Extra half point transit sales tax would apply on alcohol, used cars: province

Finance ministry says referendum Yes would 0.5 per cent to other provincial sales taxes besides the seven per cent PST

A proposed 0.5 per cent tax on transit would also apply to alcohol and private vehicle sales

A proposed 0.5 per cent tax on transit would also apply to alcohol and private vehicle sales

Finance ministry officials say the proposed 0.5 per cent tax for transit will also apply on alcohol and private vehicle sales if the mail-in referendum passes this spring.

Although the province has said it intends to apply the new Congestion Improvement Tax to most of what is covered under the provincial sales tax, there’s been confusion over exactly that means.

One source of doubt is what the province considers to be a provincial sales tax – just the seven per cent PST or also the 10 per cent alcohol tax and the 12 per cent private vehicle sales tax.

A ministry spokesman said Wednesday the government also views both as provincial sales taxes and the extra half point would apply, raising the alcohol tax to 10.5 per cent in Metro and requiring private car sellers to add 12.5 per cent.

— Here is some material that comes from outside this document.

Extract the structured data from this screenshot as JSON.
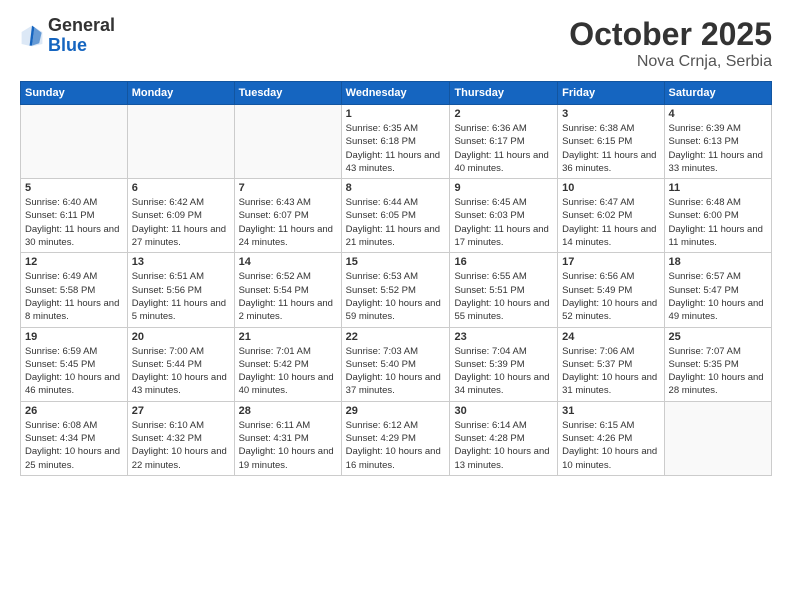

B.C. Restaurant and Foodservices Association president Ian Tostenson said the extra tax would be in addition to the five per cent GST charged on liquor sold in restaurants and bars.

“I don’t think we need a 15.5 per cent liquor tax in this province,” he said.

Many hospitality industry employees rely on transit to get to work, Tostenson said, but added the association of restaurants and bars hasn’t taken a referendum stand yet.

“We haven’t considered if we’re coming out as an industry to support or not support it. We’d like to see way more detail.”

The 12 per cent private vehicle sales tax was created after the harmonized sales tax was repealed to ensure equal treatment of private and dealer transactions, and to prevent a surge of curbers selling privately with little consumer protection.

The transit sales tax is also expected to apply on new vehicles sold at Metro dealerships.

New Car Dealers Association of B.C. CEO Blair Qualey has been pushing for an exemption but a ministry spokesman said that would reduce the expected $250 million a year to be generated by the tax for transit expansion.

The province has previously indicated the new tax may also be charged on new vehicles that are bought outside the region but end up registered in Metro, but it has yet to confirm that or explain how it would work.

Qualey said the car dealers association has not yet taken a position on the referendum.

“We’re in support of good road, bridge and transportation infrastructure, including public transit,” he said. “If cars and trucks were excluded we’d be all over it.”